Do you own an investment property, or are you thinking of adding property to your investment portfolio? Here’s a heads up: tax savings will soon become more limited, as the government plans to reduce claims for travel expenses and depreciation related to residential investment properties.
Draft legislation titled Housing Tax Integrity – Disallowing travel deductions and limiting depreciation of assets was released for consultation on 14 July 2017 and the Federal Government has called for feedback submissions by 10 August 2017. The draft legislation forms part of the Government’s initiative to “improve the integrity of negative gearing”.
The Government announced in the 2017–2018 Federal Budget that it would stop travel expense deductions relating to residential investment properties and limit depreciation deductions for assets used in residential investment properties.
These claim limitations are set out in the draft legislation:
- Travel expenses: The draft legislation proposes a complete ban on claiming deductions for travel expenses that are incurred to visit, inspect or maintain residential rental properties. This is intended to apply from 1 July 2017.

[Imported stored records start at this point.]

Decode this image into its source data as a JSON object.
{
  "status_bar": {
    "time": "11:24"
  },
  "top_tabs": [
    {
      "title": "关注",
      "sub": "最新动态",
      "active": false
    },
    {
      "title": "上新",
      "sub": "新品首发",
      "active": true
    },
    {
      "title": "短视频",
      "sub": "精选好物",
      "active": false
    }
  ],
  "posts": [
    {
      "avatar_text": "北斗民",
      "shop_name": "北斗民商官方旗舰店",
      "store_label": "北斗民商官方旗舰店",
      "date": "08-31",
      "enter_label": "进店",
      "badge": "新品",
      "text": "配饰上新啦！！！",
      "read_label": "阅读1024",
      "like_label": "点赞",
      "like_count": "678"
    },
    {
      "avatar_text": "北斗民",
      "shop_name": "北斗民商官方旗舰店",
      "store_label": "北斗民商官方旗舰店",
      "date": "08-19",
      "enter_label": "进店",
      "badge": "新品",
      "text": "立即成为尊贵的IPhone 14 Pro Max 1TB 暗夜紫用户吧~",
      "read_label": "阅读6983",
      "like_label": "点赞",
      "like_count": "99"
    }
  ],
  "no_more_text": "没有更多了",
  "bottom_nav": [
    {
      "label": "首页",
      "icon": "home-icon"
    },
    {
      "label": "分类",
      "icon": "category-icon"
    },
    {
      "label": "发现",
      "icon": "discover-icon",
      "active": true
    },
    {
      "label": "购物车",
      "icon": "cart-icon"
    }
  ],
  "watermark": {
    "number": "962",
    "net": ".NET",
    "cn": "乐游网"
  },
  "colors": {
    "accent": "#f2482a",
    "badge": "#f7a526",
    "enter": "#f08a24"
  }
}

- Asset depreciation: Under the proposed changes, depreciation claims will only be allowable for “plant and equipment” assets that have not been previously used, and that investors have installed (or have contracted to install) in their residential investment property on or before 9 May 2017. “Plant and equipment” refers to items that are easily removed from the property, such as ovens, carpet, dishwashers and ceiling fans. So, in other words, you cannot make depreciation claims for items installed in your property by its previous owners (such as new carpet that the previous owners installed as part of renovations before selling the property to you) or items that you install but have previously been used for a private purpose (such as a secondhand fridge that you buy and put into the property’s kitchen).
What can you still claim?
Expenses outlaid on third parties, such as real estate agents, for property management services will still be deductible, and other negative gearing deductions will still apply. Also, the property depreciation rules still apply to the “building” itself, including construction costs for items such as brickwork, concrete and common property if in a unit, such as stairways and gardens.
Selling your property?
Also on the table for property owners is a new compliance measure which, from 1 July 2017, requires those selling properties with the contract price of $750,000 or more to apply for and obtain a clearance certificate from the ATO.
The certificate is proof that the seller is an Australian resident, and the requirement for it is linked to changes in the capital gains withholding tax rules. Purchasers of property from foreign residents are obliged to withhold 12.5% of the purchase price and pay this to the ATO. However, where a valid clearance certificate is not provided by settlement, the purchaser is required to do the same even if the vendor is an Australian resident.
All real estate agents and conveyancers must comply by informing vendors and updating their standard contracts.
Want to know more?
We’ll keep you posted on the outcomes of the proposed changes to the tax deduction claiming rules, but you can also get in touch any time with questions about your own tax planning and investment property circumstances.